There are many different types of freelance jobs you can choose from. For instance:
Housekeeping or Cleaning
Many people find housekeeping or cleaning jobs to be degrading. But, there is no degrading in this honest work. You will earn your salary just like everybody else, and you will not have to worry about things that may trigger your anxiety. Most housekeepers and cleaners do jobs requiring little to no encounter with people and stressful situations. You will have no supervision, a steady routine, and peace, and you will always be able to leave work at work.
Moreover, remember that some cleaning positions are better for people with anxiety than others. For example, if you don't want to have any contact with other people and don't want to be somewhere where you will have to handle other people's personal items, you should opt for cleaning offices and commercial buildings. There, you will work only night or early morning shifts when no one is around. Additionally, the act of cleaning something is said to reduce stress and positively affect depression.
When we think about art, we envision a free time activity, not a job that pays our bills. But why is that? Art is an essential part of the corporate world. For instance, some sort of the artists that are always needed are:
We simply cannot talk about the best low-stress jobs for people with anxiety and not mention librarians. Librarians work in the quiet parts of schools and libraries, of course.
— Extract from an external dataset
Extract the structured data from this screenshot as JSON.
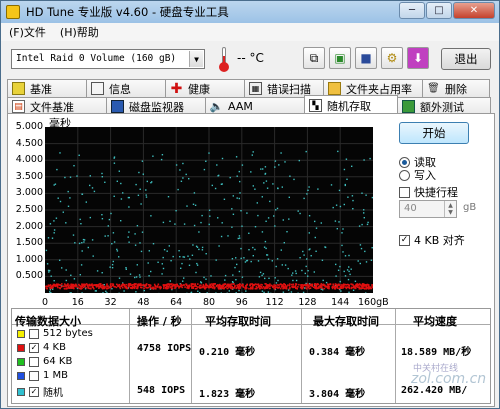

Their job is to give people the book they want and to provide them with some piece of information if necessary. However, even the job of a librarian has been slightly modernized. Yes, gone are the days when you will have to look for a specific book for hours. Nowadays, you just type what you need on your computer, and the program tells you exactly where the book is. So, yes, as a librarian, you will have to stay on top of technology, but you will still be working in the quiet company of books.
As you have seen, there are many great low-stress jobs for people with anxiety. We mentioned just a couple of the most anxiety-friendly ones, but trust us, there are many more out there. For instance, check out professions such as landscaping, medical coding, etc. Or focus on freelance jobs such as blogging, proofreading, data entry, programming, etc.